13 OCTOBER 2021


The archetypal individual creative saturates cultural spaces. Upheld by the obscuring and mystification of the creative process, presentations of ownership in culture parallel that of ownership in the economic sphere. In this text, through dissecting relations in the former, I intend to introduce a political dimension to the latter in a way relevant to designers.

Ubiquitous from the beginning of consumer culture (which are the spectacle and modernism), the mythical view of the individual creative is sustained through a mismanaged image, reproduced in storytelling about creative labour. This is mostly based on economic grounds, a creative genius figure is easier to market, to make the face of a product, or ghostproduce for to maximise profits. As a result, cultural production is often attributed to a single person, while concealing the network of people who are collectively responsible for it. This, in its camouflaging, mirrors Marx’s commodity fetishism.

One way to demystify production and construct more accurate models of ownership from a creator position, is the surfacing of influences and collaborators. Virgil Abloh’s design practice is centred around this idea, which was excellently materialised in the Louis Vuitton


menswear collection,

Amen Break

. Through fluidly moving across references, almost as a visual realisation of Derrida’s deferral of meaning, it surfaces the collection’s influences, from BreakBeat Lou and Lenny Roberts, Goldie, Wu-Tang Clan to many more. In the show notes Abloh (2021, p. 3) writes: ‘A chapter in the Black Canon’s preservation and teaching of Black art history on par with that of Europe, the

Amen Break

exemplifies the arts’ instinct to sample and resample a core design. Applied to fashion, where the staples of suits, tracksuits, shirts and t-shirts are re-interpreted on a never-ending loop, the

Amen Break

becomes a metaphor for the myth of ownership in contemporary creativity.’ This endless reinterpretation, layering, changing and infinite deferral of meaning explored through various semiotic pairs, such as suit–tracksuit and chess–chequers, embodies the articulation of the postmodern in Derrida’s


and Baudrillard’s


, now given shape through clothing.
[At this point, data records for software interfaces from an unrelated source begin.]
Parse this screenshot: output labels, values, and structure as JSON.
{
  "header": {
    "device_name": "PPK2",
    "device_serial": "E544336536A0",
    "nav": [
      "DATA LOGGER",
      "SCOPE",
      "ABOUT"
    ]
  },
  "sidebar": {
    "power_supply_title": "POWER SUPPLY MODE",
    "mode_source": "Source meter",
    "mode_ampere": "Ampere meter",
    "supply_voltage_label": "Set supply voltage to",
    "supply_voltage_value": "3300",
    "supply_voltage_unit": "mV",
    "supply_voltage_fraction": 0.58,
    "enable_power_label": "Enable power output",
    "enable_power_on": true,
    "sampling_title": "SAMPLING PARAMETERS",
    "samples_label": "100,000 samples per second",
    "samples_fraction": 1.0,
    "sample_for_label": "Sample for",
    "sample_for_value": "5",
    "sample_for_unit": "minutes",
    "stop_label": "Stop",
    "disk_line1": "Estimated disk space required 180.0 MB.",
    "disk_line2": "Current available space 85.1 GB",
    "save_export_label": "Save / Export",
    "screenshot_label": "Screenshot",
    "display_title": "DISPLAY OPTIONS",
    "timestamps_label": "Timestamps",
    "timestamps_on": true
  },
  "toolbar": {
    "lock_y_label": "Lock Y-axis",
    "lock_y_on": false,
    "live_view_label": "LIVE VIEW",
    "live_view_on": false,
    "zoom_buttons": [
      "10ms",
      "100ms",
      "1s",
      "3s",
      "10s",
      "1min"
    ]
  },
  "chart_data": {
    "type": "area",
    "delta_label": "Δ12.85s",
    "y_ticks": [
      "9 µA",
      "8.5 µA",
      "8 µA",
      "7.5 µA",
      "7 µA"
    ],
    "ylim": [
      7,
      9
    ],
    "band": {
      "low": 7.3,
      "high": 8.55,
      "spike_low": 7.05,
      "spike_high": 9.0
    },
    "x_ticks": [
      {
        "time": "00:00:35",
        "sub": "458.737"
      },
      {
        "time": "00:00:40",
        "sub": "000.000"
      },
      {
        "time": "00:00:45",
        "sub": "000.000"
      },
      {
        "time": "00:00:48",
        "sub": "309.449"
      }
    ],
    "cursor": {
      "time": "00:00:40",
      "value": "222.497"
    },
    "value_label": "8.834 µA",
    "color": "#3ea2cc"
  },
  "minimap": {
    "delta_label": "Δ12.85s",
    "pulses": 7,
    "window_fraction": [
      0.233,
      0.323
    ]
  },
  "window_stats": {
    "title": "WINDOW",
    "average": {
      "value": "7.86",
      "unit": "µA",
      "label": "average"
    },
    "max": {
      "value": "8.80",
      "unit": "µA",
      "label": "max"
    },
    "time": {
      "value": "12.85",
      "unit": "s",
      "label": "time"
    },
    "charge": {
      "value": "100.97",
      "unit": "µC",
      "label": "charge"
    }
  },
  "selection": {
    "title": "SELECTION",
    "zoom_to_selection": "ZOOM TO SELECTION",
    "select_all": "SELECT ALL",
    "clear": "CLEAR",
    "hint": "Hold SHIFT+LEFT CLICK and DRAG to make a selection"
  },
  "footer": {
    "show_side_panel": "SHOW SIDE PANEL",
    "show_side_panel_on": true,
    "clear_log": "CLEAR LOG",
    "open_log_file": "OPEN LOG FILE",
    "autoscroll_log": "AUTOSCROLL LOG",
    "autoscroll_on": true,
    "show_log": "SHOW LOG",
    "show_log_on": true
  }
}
Another way to clarify the ownership of cultural products can be from the viewer’s position, through a poststructuralist approach to reading these works. Since meaning is located not in the work itself, but in the interpretation of the reader, a new type of authorship emerges. As articulated by Barthes (1977, p. 148), ‘the birth of the reader must be at the cost of the death of the Author’, the collective is given foreground over the individual.

Parallel to and inherently tied to cultural production, is economic production. Recognising the involvement of an extended network of people, and diffusing the social repute arising from the cultural products alludes to a more accurate distribution of material gains, one that represents the collective nature of making. If the concealing of creative production can be uncovered, so too the concealing of material production. This is the direction I hope to see figures like Abloh protest for, although the ultimate decisions regarding anything that impacts profits are made by executives.
Both the creative and interpretive threads of authorship and their common arriving point, communal ownership, are uncomfortable for those socialised in the “century of the self”, and for those whose material interest is against equatable distribution. Nevertheless, by tying the cultural aspects to that of economic, a powerful subversive idea emerges that allows creatives to push for material change through their labour.


Images from


, photographed by Filippo Fior


Abloh, V. (2021) ‘


- Collection notes’

Louis Vuitton Menswear Spring/Summer 2022

, Louis Vuitton, 24 June 2021. Available at


(Accessed: 10 October 2021)

Barthes, R. (1977)


. New York City: Fontana Press.